The lack of specific commitments from China and the conflicting statements from United States and Chinese officials struck many analysts as a sign that the president might ultimately get far less than he was publicly portraying. For instance, after leaving Buenos Aires on Saturday night, Mr. Trump told reporters aboard Air Force One that Mr. Xi had agreed to approve a deal China had previously rejected between Qualcomm, a San Diego-based chip maker, and a Dutch firm, NXP, calling it “a big thing.” But Qualcomm had already abandoned its plan to buy NXP and said on Monday that it would not be resuscitating any agreement. “The afterglow of this convivial dinner could fade quickly unless the two sides can find a way to make substantive progress in closing the enormous gulf that still exists between their respective negotiating positions, which will not be easy to bridge,” said Eswar Prasad, a trade policy professor at Cornell University. Mr. Navarro, who has often accused Mr. Mnuchin of being too soft on China, said Mr. Xi had spent 30 minutes on Saturday night outlining China’s promises and offering responses to more than 140 of Mr. Trump’s trade demands.
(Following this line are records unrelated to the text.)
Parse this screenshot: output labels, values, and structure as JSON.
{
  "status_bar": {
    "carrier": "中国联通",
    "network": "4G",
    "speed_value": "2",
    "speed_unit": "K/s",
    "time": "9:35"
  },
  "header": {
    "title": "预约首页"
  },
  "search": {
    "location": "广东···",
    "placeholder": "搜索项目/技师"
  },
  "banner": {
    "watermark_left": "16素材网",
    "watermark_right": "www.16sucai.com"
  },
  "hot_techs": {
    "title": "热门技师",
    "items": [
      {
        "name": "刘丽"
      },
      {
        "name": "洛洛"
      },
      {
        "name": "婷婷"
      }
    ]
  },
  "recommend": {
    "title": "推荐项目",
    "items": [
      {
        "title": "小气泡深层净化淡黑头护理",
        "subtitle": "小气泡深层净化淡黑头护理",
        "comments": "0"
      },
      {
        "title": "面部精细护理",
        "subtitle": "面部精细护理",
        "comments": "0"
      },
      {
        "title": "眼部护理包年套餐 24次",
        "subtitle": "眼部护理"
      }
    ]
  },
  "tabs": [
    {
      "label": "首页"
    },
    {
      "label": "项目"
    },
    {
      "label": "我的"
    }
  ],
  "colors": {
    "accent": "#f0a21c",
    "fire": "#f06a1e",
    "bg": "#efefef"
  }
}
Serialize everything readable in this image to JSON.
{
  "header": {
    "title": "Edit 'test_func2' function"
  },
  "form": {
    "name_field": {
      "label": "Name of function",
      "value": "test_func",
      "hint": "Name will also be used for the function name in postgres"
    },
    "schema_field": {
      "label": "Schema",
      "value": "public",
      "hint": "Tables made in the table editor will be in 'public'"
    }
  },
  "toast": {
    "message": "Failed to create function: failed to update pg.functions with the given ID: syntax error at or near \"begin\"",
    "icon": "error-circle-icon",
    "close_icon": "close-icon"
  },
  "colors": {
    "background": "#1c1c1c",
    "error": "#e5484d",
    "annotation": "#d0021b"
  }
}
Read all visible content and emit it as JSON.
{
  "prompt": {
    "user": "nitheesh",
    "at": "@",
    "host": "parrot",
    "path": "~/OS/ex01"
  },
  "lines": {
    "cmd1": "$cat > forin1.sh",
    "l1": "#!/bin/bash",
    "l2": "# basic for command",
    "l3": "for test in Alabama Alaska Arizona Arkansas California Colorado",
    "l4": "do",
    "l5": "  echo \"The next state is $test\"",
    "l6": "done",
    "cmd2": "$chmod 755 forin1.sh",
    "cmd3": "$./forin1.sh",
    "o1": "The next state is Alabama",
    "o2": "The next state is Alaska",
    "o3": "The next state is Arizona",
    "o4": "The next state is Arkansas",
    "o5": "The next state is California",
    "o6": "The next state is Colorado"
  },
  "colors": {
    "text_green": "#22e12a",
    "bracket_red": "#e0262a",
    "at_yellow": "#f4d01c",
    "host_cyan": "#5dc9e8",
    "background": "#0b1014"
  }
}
None of that matters, he said, until Mr. Xi follows through. “Talk is cheap,” Mr. Navarro said. “What we are looking for is not more talk, but by the end of 90 days that we see verifiable and real structural changes that yield actual, verifiable and immediate results.” “We have given nothing away here,” he added. “All we have done is given the Chinese time to do the right thing.”